** TASK DATA **
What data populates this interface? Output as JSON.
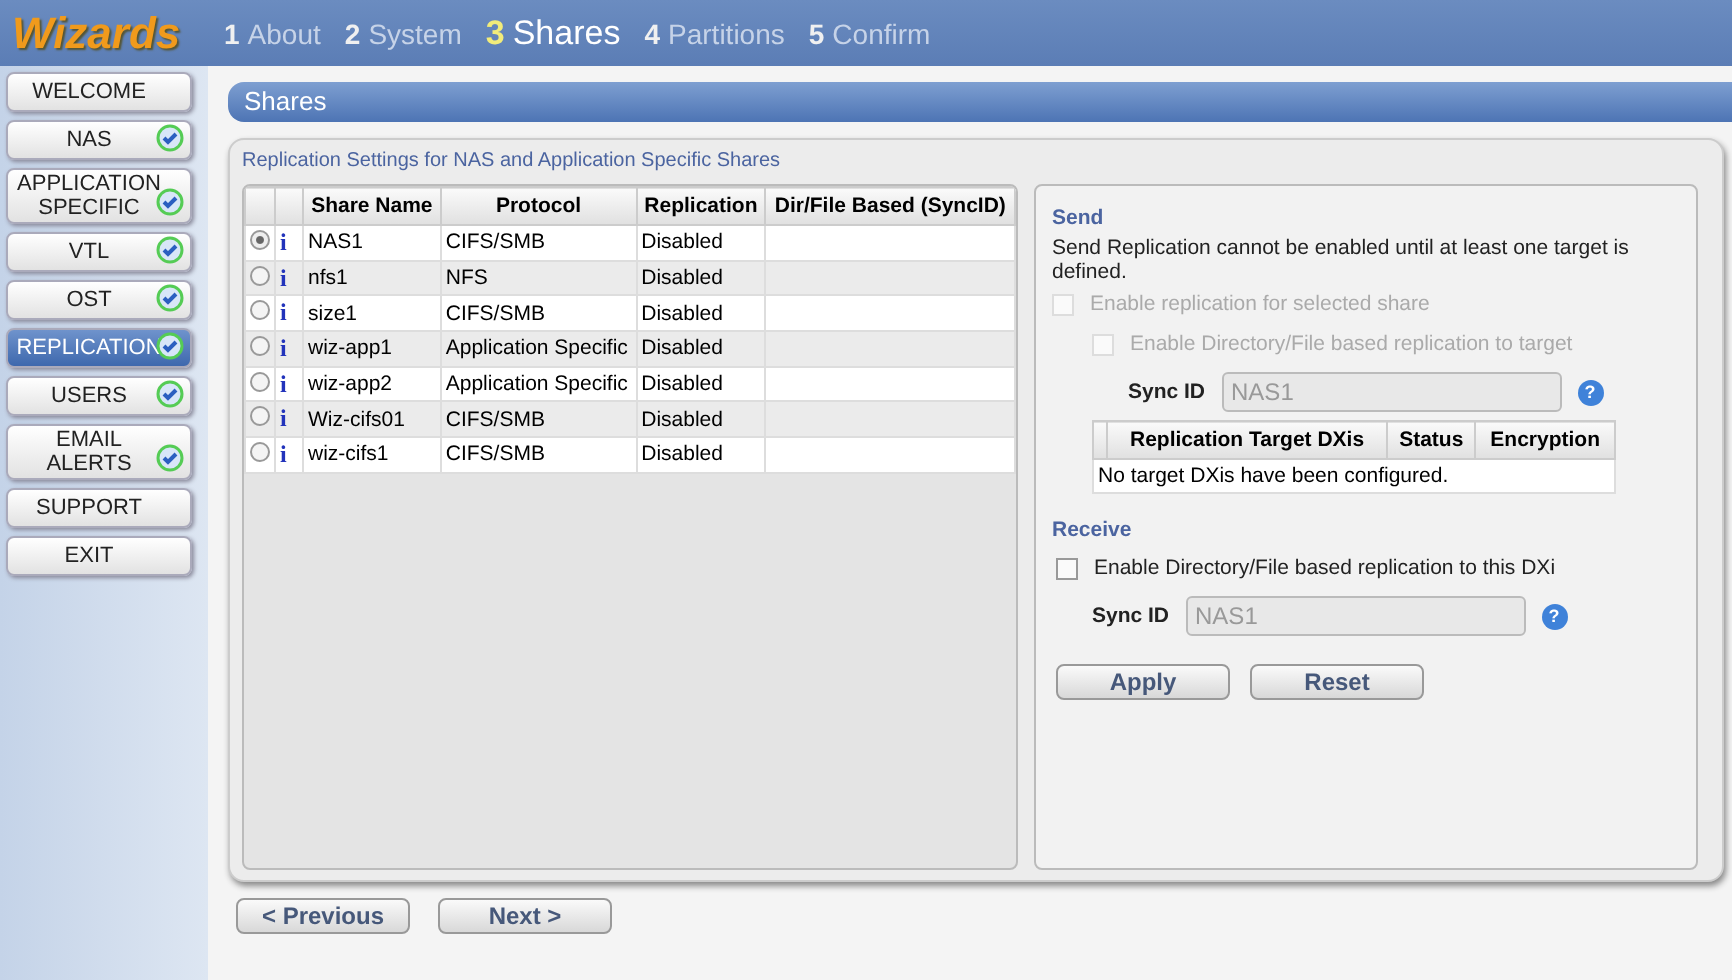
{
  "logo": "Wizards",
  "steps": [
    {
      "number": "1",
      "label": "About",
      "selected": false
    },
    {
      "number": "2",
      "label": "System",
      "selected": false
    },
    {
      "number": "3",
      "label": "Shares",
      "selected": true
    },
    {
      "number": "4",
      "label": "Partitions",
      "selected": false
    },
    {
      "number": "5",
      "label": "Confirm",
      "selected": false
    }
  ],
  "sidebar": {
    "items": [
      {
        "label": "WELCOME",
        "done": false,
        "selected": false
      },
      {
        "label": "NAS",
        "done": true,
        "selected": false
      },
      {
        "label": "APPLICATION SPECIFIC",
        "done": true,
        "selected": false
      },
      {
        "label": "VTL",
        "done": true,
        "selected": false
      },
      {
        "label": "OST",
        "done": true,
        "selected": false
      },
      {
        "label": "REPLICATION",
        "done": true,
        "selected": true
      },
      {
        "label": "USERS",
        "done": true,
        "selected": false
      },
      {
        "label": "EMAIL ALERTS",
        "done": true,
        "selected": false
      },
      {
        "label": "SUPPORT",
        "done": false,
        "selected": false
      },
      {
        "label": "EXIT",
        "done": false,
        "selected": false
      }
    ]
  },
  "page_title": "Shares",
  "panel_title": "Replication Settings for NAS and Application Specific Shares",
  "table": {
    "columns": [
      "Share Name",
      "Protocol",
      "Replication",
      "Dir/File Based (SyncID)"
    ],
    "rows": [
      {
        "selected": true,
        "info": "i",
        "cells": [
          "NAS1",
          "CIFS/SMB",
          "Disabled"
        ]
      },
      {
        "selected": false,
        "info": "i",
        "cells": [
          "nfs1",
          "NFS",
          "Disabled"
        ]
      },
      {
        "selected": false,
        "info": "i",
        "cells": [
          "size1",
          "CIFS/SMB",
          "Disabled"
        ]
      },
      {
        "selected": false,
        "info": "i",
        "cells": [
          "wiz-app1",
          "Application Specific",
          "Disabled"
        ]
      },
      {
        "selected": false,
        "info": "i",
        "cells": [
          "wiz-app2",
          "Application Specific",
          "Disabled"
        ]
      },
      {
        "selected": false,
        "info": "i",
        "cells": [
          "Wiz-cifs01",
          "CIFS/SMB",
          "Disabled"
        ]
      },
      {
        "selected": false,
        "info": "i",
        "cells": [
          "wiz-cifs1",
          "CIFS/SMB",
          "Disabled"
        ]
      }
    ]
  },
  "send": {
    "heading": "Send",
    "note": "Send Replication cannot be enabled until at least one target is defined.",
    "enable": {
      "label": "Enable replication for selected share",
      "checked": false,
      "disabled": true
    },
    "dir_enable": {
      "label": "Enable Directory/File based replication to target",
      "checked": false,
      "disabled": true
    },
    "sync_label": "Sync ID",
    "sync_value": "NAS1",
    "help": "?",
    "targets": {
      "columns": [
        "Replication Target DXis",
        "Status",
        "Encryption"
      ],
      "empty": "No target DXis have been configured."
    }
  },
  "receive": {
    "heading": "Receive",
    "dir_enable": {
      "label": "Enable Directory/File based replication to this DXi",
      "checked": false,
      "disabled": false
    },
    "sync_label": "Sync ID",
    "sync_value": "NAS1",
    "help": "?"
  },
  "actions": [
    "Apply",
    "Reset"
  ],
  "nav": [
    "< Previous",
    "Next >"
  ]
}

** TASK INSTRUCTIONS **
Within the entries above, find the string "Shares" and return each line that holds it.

** RESPONSE TO THE EXERCISE **
      "label": "Shares",
  "page_title": "Shares",
  "panel_title": "Replication Settings for NAS and Application Specific Shares",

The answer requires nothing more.